Start of EXERCISE INPUTS

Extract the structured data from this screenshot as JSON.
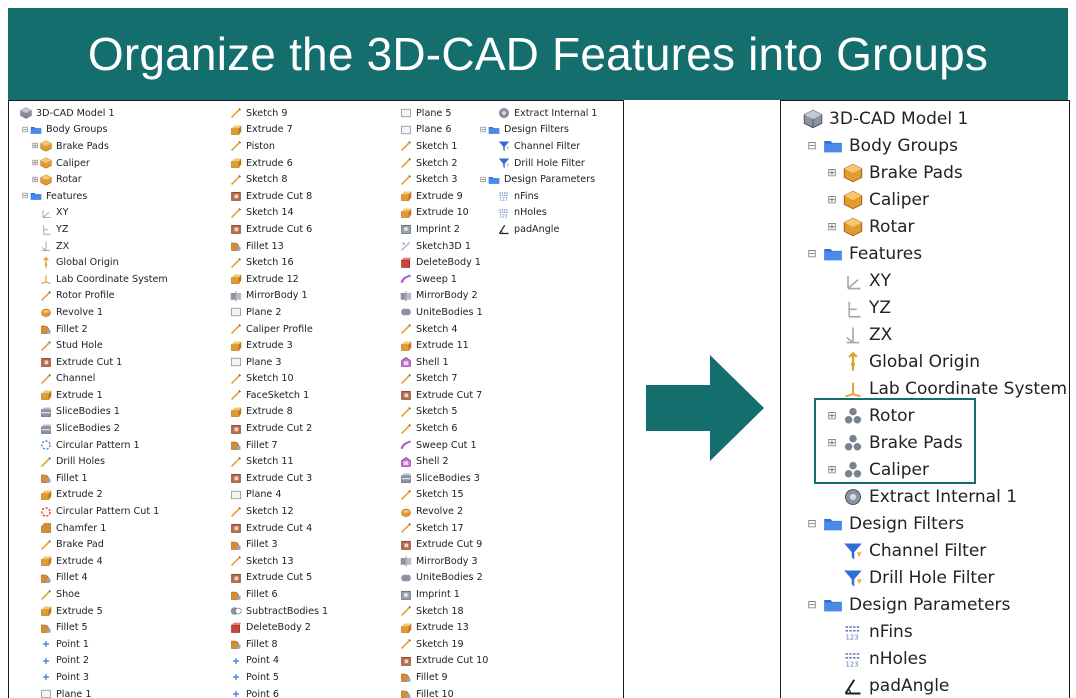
{
  "title": "Organize the 3D-CAD Features into Groups",
  "colors": {
    "banner": "#146e6e",
    "highlight": "#146e6e"
  },
  "before_tree": {
    "columns": [
      [
        {
          "label": "3D-CAD Model 1",
          "icon": "model-icon",
          "indent": 0
        },
        {
          "label": "Body Groups",
          "icon": "folder-icon",
          "indent": 1,
          "expander": "minus"
        },
        {
          "label": "Brake Pads",
          "icon": "body-icon",
          "indent": 2,
          "expander": "plus"
        },
        {
          "label": "Caliper",
          "icon": "body-icon",
          "indent": 2,
          "expander": "plus"
        },
        {
          "label": "Rotar",
          "icon": "body-icon",
          "indent": 2,
          "expander": "plus"
        },
        {
          "label": "Features",
          "icon": "folder-icon",
          "indent": 1,
          "expander": "minus"
        },
        {
          "label": "XY",
          "icon": "plane-xy-icon",
          "indent": 2
        },
        {
          "label": "YZ",
          "icon": "plane-yz-icon",
          "indent": 2
        },
        {
          "label": "ZX",
          "icon": "plane-zx-icon",
          "indent": 2
        },
        {
          "label": "Global Origin",
          "icon": "origin-icon",
          "indent": 2
        },
        {
          "label": "Lab Coordinate System",
          "icon": "coordinate-system-icon",
          "indent": 2
        },
        {
          "label": "Rotor Profile",
          "icon": "sketch-icon",
          "indent": 2
        },
        {
          "label": "Revolve 1",
          "icon": "revolve-icon",
          "indent": 2
        },
        {
          "label": "Fillet 2",
          "icon": "fillet-icon",
          "indent": 2
        },
        {
          "label": "Stud Hole",
          "icon": "sketch-icon",
          "indent": 2
        },
        {
          "label": "Extrude Cut 1",
          "icon": "extrude-cut-icon",
          "indent": 2
        },
        {
          "label": "Channel",
          "icon": "sketch-icon",
          "indent": 2
        },
        {
          "label": "Extrude 1",
          "icon": "extrude-icon",
          "indent": 2
        },
        {
          "label": "SliceBodies 1",
          "icon": "slice-icon",
          "indent": 2
        },
        {
          "label": "SliceBodies 2",
          "icon": "slice-icon",
          "indent": 2
        },
        {
          "label": "Circular Pattern 1",
          "icon": "circular-pattern-icon",
          "indent": 2
        },
        {
          "label": "Drill Holes",
          "icon": "sketch-icon",
          "indent": 2
        },
        {
          "label": "Fillet 1",
          "icon": "fillet-icon",
          "indent": 2
        },
        {
          "label": "Extrude 2",
          "icon": "extrude-icon",
          "indent": 2
        },
        {
          "label": "Circular Pattern Cut 1",
          "icon": "circular-pattern-cut-icon",
          "indent": 2
        },
        {
          "label": "Chamfer 1",
          "icon": "chamfer-icon",
          "indent": 2
        },
        {
          "label": "Brake Pad",
          "icon": "sketch-icon",
          "indent": 2
        },
        {
          "label": "Extrude 4",
          "icon": "extrude-icon",
          "indent": 2
        },
        {
          "label": "Fillet 4",
          "icon": "fillet-icon",
          "indent": 2
        },
        {
          "label": "Shoe",
          "icon": "sketch-icon",
          "indent": 2
        },
        {
          "label": "Extrude 5",
          "icon": "extrude-icon",
          "indent": 2
        },
        {
          "label": "Fillet 5",
          "icon": "fillet-icon",
          "indent": 2
        },
        {
          "label": "Point 1",
          "icon": "point-icon",
          "indent": 2
        },
        {
          "label": "Point 2",
          "icon": "point-icon",
          "indent": 2
        },
        {
          "label": "Point 3",
          "icon": "point-icon",
          "indent": 2
        },
        {
          "label": "Plane 1",
          "icon": "plane-icon",
          "indent": 2
        }
      ],
      [
        {
          "label": "Sketch 9",
          "icon": "sketch-icon"
        },
        {
          "label": "Extrude 7",
          "icon": "extrude-icon"
        },
        {
          "label": "Piston",
          "icon": "sketch-icon"
        },
        {
          "label": "Extrude 6",
          "icon": "extrude-icon"
        },
        {
          "label": "Sketch 8",
          "icon": "sketch-icon"
        },
        {
          "label": "Extrude Cut 8",
          "icon": "extrude-cut-icon"
        },
        {
          "label": "Sketch 14",
          "icon": "sketch-icon"
        },
        {
          "label": "Extrude Cut 6",
          "icon": "extrude-cut-icon"
        },
        {
          "label": "Fillet 13",
          "icon": "fillet-icon"
        },
        {
          "label": "Sketch 16",
          "icon": "sketch-icon"
        },
        {
          "label": "Extrude 12",
          "icon": "extrude-icon"
        },
        {
          "label": "MirrorBody 1",
          "icon": "mirror-icon"
        },
        {
          "label": "Plane 2",
          "icon": "plane-icon"
        },
        {
          "label": "Caliper Profile",
          "icon": "sketch-icon"
        },
        {
          "label": "Extrude 3",
          "icon": "extrude-icon"
        },
        {
          "label": "Plane 3",
          "icon": "plane-icon"
        },
        {
          "label": "Sketch 10",
          "icon": "sketch-icon"
        },
        {
          "label": "FaceSketch 1",
          "icon": "sketch-icon"
        },
        {
          "label": "Extrude 8",
          "icon": "extrude-icon"
        },
        {
          "label": "Extrude Cut 2",
          "icon": "extrude-cut-icon"
        },
        {
          "label": "Fillet 7",
          "icon": "fillet-icon"
        },
        {
          "label": "Sketch 11",
          "icon": "sketch-icon"
        },
        {
          "label": "Extrude Cut 3",
          "icon": "extrude-cut-icon"
        },
        {
          "label": "Plane 4",
          "icon": "plane-icon"
        },
        {
          "label": "Sketch 12",
          "icon": "sketch-icon"
        },
        {
          "label": "Extrude Cut 4",
          "icon": "extrude-cut-icon"
        },
        {
          "label": "Fillet 3",
          "icon": "fillet-icon"
        },
        {
          "label": "Sketch 13",
          "icon": "sketch-icon"
        },
        {
          "label": "Extrude Cut 5",
          "icon": "extrude-cut-icon"
        },
        {
          "label": "Fillet 6",
          "icon": "fillet-icon"
        },
        {
          "label": "SubtractBodies 1",
          "icon": "subtract-icon"
        },
        {
          "label": "DeleteBody 2",
          "icon": "delete-body-icon"
        },
        {
          "label": "Fillet 8",
          "icon": "fillet-icon"
        },
        {
          "label": "Point 4",
          "icon": "point-icon"
        },
        {
          "label": "Point 5",
          "icon": "point-icon"
        },
        {
          "label": "Point 6",
          "icon": "point-icon"
        }
      ],
      [
        {
          "label": "Plane 5",
          "icon": "plane-icon"
        },
        {
          "label": "Plane 6",
          "icon": "plane-icon"
        },
        {
          "label": "Sketch 1",
          "icon": "sketch-icon"
        },
        {
          "label": "Sketch 2",
          "icon": "sketch-icon"
        },
        {
          "label": "Sketch 3",
          "icon": "sketch-icon"
        },
        {
          "label": "Extrude 9",
          "icon": "extrude-icon"
        },
        {
          "label": "Extrude 10",
          "icon": "extrude-icon"
        },
        {
          "label": "Imprint 2",
          "icon": "imprint-icon"
        },
        {
          "label": "Sketch3D 1",
          "icon": "sketch3d-icon"
        },
        {
          "label": "DeleteBody 1",
          "icon": "delete-body-icon"
        },
        {
          "label": "Sweep 1",
          "icon": "sweep-icon"
        },
        {
          "label": "MirrorBody 2",
          "icon": "mirror-icon"
        },
        {
          "label": "UniteBodies 1",
          "icon": "unite-icon"
        },
        {
          "label": "Sketch 4",
          "icon": "sketch-icon"
        },
        {
          "label": "Extrude 11",
          "icon": "extrude-icon"
        },
        {
          "label": "Shell 1",
          "icon": "shell-icon"
        },
        {
          "label": "Sketch 7",
          "icon": "sketch-icon"
        },
        {
          "label": "Extrude Cut 7",
          "icon": "extrude-cut-icon"
        },
        {
          "label": "Sketch 5",
          "icon": "sketch-icon"
        },
        {
          "label": "Sketch 6",
          "icon": "sketch-icon"
        },
        {
          "label": "Sweep Cut 1",
          "icon": "sweep-icon"
        },
        {
          "label": "Shell 2",
          "icon": "shell-icon"
        },
        {
          "label": "SliceBodies 3",
          "icon": "slice-icon"
        },
        {
          "label": "Sketch 15",
          "icon": "sketch-icon"
        },
        {
          "label": "Revolve 2",
          "icon": "revolve-icon"
        },
        {
          "label": "Sketch 17",
          "icon": "sketch-icon"
        },
        {
          "label": "Extrude Cut 9",
          "icon": "extrude-cut-icon"
        },
        {
          "label": "MirrorBody 3",
          "icon": "mirror-icon"
        },
        {
          "label": "UniteBodies 2",
          "icon": "unite-icon"
        },
        {
          "label": "Imprint 1",
          "icon": "imprint-icon"
        },
        {
          "label": "Sketch 18",
          "icon": "sketch-icon"
        },
        {
          "label": "Extrude 13",
          "icon": "extrude-icon"
        },
        {
          "label": "Sketch 19",
          "icon": "sketch-icon"
        },
        {
          "label": "Extrude Cut 10",
          "icon": "extrude-cut-icon"
        },
        {
          "label": "Fillet 9",
          "icon": "fillet-icon"
        },
        {
          "label": "Fillet 10",
          "icon": "fillet-icon"
        }
      ],
      [
        {
          "label": "Extract Internal 1",
          "icon": "extract-icon",
          "indent": 1
        },
        {
          "label": "Design Filters",
          "icon": "folder-icon",
          "indent": 0,
          "expander": "minus"
        },
        {
          "label": "Channel Filter",
          "icon": "filter-icon",
          "indent": 1
        },
        {
          "label": "Drill Hole Filter",
          "icon": "filter-icon",
          "indent": 1
        },
        {
          "label": "Design Parameters",
          "icon": "folder-icon",
          "indent": 0,
          "expander": "minus"
        },
        {
          "label": "nFins",
          "icon": "parameter-icon",
          "indent": 1
        },
        {
          "label": "nHoles",
          "icon": "parameter-icon",
          "indent": 1
        },
        {
          "label": "padAngle",
          "icon": "angle-parameter-icon",
          "indent": 1
        }
      ]
    ]
  },
  "after_tree": {
    "items": [
      {
        "label": "3D-CAD Model 1",
        "icon": "model-icon",
        "indent": 0
      },
      {
        "label": "Body Groups",
        "icon": "folder-icon",
        "indent": 1,
        "expander": "minus"
      },
      {
        "label": "Brake Pads",
        "icon": "body-icon",
        "indent": 2,
        "expander": "plus"
      },
      {
        "label": "Caliper",
        "icon": "body-icon",
        "indent": 2,
        "expander": "plus"
      },
      {
        "label": "Rotar",
        "icon": "body-icon",
        "indent": 2,
        "expander": "plus"
      },
      {
        "label": "Features",
        "icon": "folder-icon",
        "indent": 1,
        "expander": "minus"
      },
      {
        "label": "XY",
        "icon": "plane-xy-icon",
        "indent": 2
      },
      {
        "label": "YZ",
        "icon": "plane-yz-icon",
        "indent": 2
      },
      {
        "label": "ZX",
        "icon": "plane-zx-icon",
        "indent": 2
      },
      {
        "label": "Global Origin",
        "icon": "origin-icon",
        "indent": 2
      },
      {
        "label": "Lab Coordinate System",
        "icon": "coordinate-system-icon",
        "indent": 2
      },
      {
        "label": "Rotor",
        "icon": "feature-group-icon",
        "indent": 2,
        "expander": "plus"
      },
      {
        "label": "Brake Pads",
        "icon": "feature-group-icon",
        "indent": 2,
        "expander": "plus"
      },
      {
        "label": "Caliper",
        "icon": "feature-group-icon",
        "indent": 2,
        "expander": "plus"
      },
      {
        "label": "Extract Internal 1",
        "icon": "extract-icon",
        "indent": 2
      },
      {
        "label": "Design Filters",
        "icon": "folder-icon",
        "indent": 1,
        "expander": "minus"
      },
      {
        "label": "Channel Filter",
        "icon": "filter-icon",
        "indent": 2
      },
      {
        "label": "Drill Hole Filter",
        "icon": "filter-icon",
        "indent": 2
      },
      {
        "label": "Design Parameters",
        "icon": "folder-icon",
        "indent": 1,
        "expander": "minus"
      },
      {
        "label": "nFins",
        "icon": "parameter-icon",
        "indent": 2
      },
      {
        "label": "nHoles",
        "icon": "parameter-icon",
        "indent": 2
      },
      {
        "label": "padAngle",
        "icon": "angle-parameter-icon",
        "indent": 2
      }
    ]
  }
}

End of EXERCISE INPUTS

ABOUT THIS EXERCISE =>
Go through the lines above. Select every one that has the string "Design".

SOLUTION FOR THIS TASK =>
          "label": "Design Filters",
          "label": "Design Parameters",
        "label": "Design Filters",
        "label": "Design Parameters",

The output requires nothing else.